Yet Jay Kay reminds me of Fish in his Marillion days – if you’re going to go against the flow, how better to do it than to immerse yourself in the least cool forms of music? And Ayers, Byrd etc. were not especially hip in early nineties London (don’t argue with me; I was there, I saw it) and even less so in the outlying reaches of Oxford*


(*a fugitive stolen memory of a messed-up 1999 mind; wandering into a temporary record shop on Wandsworth High Street, on my way back to Oxford – it’s complicated; pay me an advance – finding a copy of the first Stylistics album, taking it back home and losing myself, and the Ghostbox-friendly shadows on the Botley walls, in the endlessly-diminishing coda of “People Make The World Go Round”; where was I, what was I doing? Perhaps I don’t want to remember…)


I knew Emergency On Planet Earth was great from the word “go” or the instrument “digeridoo” which introduces “When You Gonna Learn.” The digeridoo, I ask you! And those strings (thank you, the Reggae Philharmonic Orchestra) – now that I’ve heard them, I can offer a direct comparison with the late sixties/seventies Canadian jazz-rock-pop band Lighthouse (more fluid than Blood, Sweat and Tears, less tediously pious than Chicago at their least tolerable). “Too Young To Die” – damn and hallelujah! And he’s singing about imminent apocalypse!


It's all great, the album, the whole fucking lot of it. There is lighter stuff – “Hooked Up,” “If I Like It, I Do It” – which glides in the effortless manner of Peter Straker down the WAG Club.

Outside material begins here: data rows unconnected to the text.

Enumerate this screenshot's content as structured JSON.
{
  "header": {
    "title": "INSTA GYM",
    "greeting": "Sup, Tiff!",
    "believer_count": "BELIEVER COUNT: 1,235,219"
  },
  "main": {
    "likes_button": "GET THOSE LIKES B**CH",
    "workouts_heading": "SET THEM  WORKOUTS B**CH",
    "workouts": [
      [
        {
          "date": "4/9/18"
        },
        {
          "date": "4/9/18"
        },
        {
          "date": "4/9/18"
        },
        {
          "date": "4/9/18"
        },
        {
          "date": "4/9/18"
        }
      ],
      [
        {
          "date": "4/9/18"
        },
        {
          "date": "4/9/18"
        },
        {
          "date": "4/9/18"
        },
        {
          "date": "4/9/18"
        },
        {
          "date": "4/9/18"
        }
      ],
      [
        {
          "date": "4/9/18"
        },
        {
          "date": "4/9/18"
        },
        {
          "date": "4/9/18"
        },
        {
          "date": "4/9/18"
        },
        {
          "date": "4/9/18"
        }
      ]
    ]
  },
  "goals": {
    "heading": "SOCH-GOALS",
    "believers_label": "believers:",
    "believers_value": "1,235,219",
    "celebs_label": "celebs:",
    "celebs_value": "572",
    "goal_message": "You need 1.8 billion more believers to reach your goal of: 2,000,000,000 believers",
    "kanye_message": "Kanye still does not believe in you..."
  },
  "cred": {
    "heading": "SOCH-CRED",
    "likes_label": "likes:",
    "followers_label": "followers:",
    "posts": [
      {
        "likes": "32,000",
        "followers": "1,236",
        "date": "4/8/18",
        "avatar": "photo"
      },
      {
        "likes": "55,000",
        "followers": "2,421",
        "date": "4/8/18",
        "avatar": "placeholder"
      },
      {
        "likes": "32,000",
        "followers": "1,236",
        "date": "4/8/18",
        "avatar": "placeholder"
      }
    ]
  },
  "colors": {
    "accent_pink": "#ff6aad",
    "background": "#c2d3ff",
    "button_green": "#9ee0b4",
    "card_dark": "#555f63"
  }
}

There is the elongated lurve-sandwich of “Blow Your Mind” which is steered quite exceptionally; the turnaround midway through the song permits its music to breathe more readily, and therefore more easily. There is very creditable and patient fusion work (remember, as Steve Lake once rhetorically pondered, when fusion was a key to aesthetic advancement and unification rather than a short cut to the bank?) on things like the instrumental “Music Of The Mind,” helping to set the template for what the next generation of creative British musicians would go on to achieve – as a thorough listen to recent albums by Neruja, Issie Barratt’s Interchange and Yazz Ahmed will confirm.


There is a definite element of feminisation to Kay’s approach. Fabulously, not once on Emergency On Planet Earth does he ever lapse into becoming Soulful, Passionate and Honest (even though he is instinctively all three of these). If anything, his yelp reminds me of Chris Andrews, or some of the work of his illustrious forebear Georgie Fame (definitely the Jamiroquai of his time).

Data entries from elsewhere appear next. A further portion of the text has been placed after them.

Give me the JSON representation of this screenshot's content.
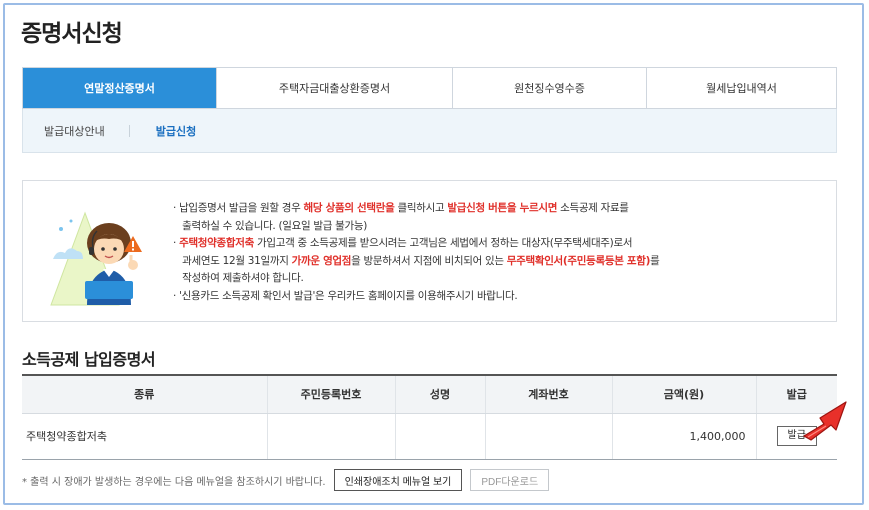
{
  "page": {
    "title": "증명서신청"
  },
  "tabs": [
    {
      "label": "연말정산증명서",
      "active": true
    },
    {
      "label": "주택자금대출상환증명서",
      "active": false
    },
    {
      "label": "원천징수영수증",
      "active": false
    },
    {
      "label": "월세납입내역서",
      "active": false
    }
  ],
  "subnav": {
    "items": [
      {
        "label": "발급대상안내",
        "active": false
      },
      {
        "label": "발급신청",
        "active": true
      }
    ]
  },
  "notice": {
    "lines": [
      [
        {
          "t": "· 납입증명서 발급을 원할 경우 "
        },
        {
          "t": "해당 상품의 선택란을",
          "hl": true
        },
        {
          "t": " 클릭하시고 "
        },
        {
          "t": "발급신청 버튼을 누르시면",
          "hl": true
        },
        {
          "t": " 소득공제 자료를"
        }
      ],
      [
        {
          "t": "   출력하실 수 있습니다. (일요일 발급 불가능)"
        }
      ],
      [
        {
          "t": "· "
        },
        {
          "t": "주택청약종합저축",
          "hl": true
        },
        {
          "t": " 가입고객 중 소득공제를 받으시려는 고객님은 세법에서 정하는 대상자(무주택세대주)로서"
        }
      ],
      [
        {
          "t": "   과세연도 12월 31일까지 "
        },
        {
          "t": "가까운 영업점",
          "hl": true
        },
        {
          "t": "을 방문하셔서 지점에 비치되어 있는 "
        },
        {
          "t": "무주택확인서(주민등록등본 포함)",
          "hl": true
        },
        {
          "t": "를"
        }
      ],
      [
        {
          "t": "   작성하여 제출하셔야 합니다."
        }
      ],
      [
        {
          "t": "· '신용카드 소득공제 확인서 발급'은 우리카드 홈페이지를 이용해주시기 바랍니다."
        }
      ]
    ],
    "colors": {
      "highlight": "#e0302a"
    }
  },
  "section": {
    "title": "소득공제 납입증명서"
  },
  "table": {
    "headers": [
      "종류",
      "주민등록번호",
      "성명",
      "계좌번호",
      "금액(원)",
      "발급"
    ],
    "rows": [
      {
        "type": "주택청약종합저축",
        "rrn": "",
        "name": "",
        "account": "",
        "amount": "1,400,000",
        "action": "발급"
      }
    ]
  },
  "footer": {
    "note": "* 출력 시 장애가 발생하는 경우에는 다음 메뉴얼을 참조하시기 바랍니다.",
    "manual_button": "인쇄장애조치 메뉴얼 보기",
    "pdf_button": "PDF다운로드"
  },
  "colors": {
    "accent": "#2b8fd9",
    "frame": "#9bbce6",
    "arrow": "#e8302a"
  },
  "icons": [
    "warning-icon",
    "red-arrow-icon"
  ]
}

And it is a story of how, on “Revolution 1993,” it all bursts out, and excitingly so. There is a definite element of Fela Kuti in the track’s unstoppable military percussive assault, as Kay excitingly squeals “I’m gonna fight the power!” It builds up to the rim of chaos, lets itself calm down to catch its breath, and then races to another crescendo – and it is clear, both from the atoms of his music and the words which he writes on the album sleeve, that Jay Kay (and therefore Jamiroquai – a huge shout out in particular to chief co-writer and keyboard player, the late Toby Smith) stands as a direct precursor, not just of what Swampy and his friends would do in Newbury three years hence – not far, as the crow flies, from where Kay himself ended up living, in some style – but also of Extinction Rebellion in general. In his liner note, Kay gives the world ten years to sort itself out, and, as we all know, it didn’t, and hasn’t.


It is probably natural and logical to finish this minor meditation on the westerly breezes which flowed through 1993 with a mention of another Walkman perennial of that year – the glorious, if determinedly shambolic, triumphalism of Transglobal Underground and their peerless album Dream Of 100 Nations, which plays like the party the day after the Rebellion has taken place – and won. Travel amidst the hugely cut hills which accommodate High Wycombe while you listen to the climactic “Hymn To Us” – in particular its Oliver Hardy sample (“Now I see it all”) – and you may still understand why this story means so damned much to me. It is a pre-emptive answer to the questions recently asked by The Weather Station in the song "Wear": "Am I ever understood? Am I hidden by this hood?" Jason Kay would suggest that it's the hood which helps bring him, and his message, to your attention.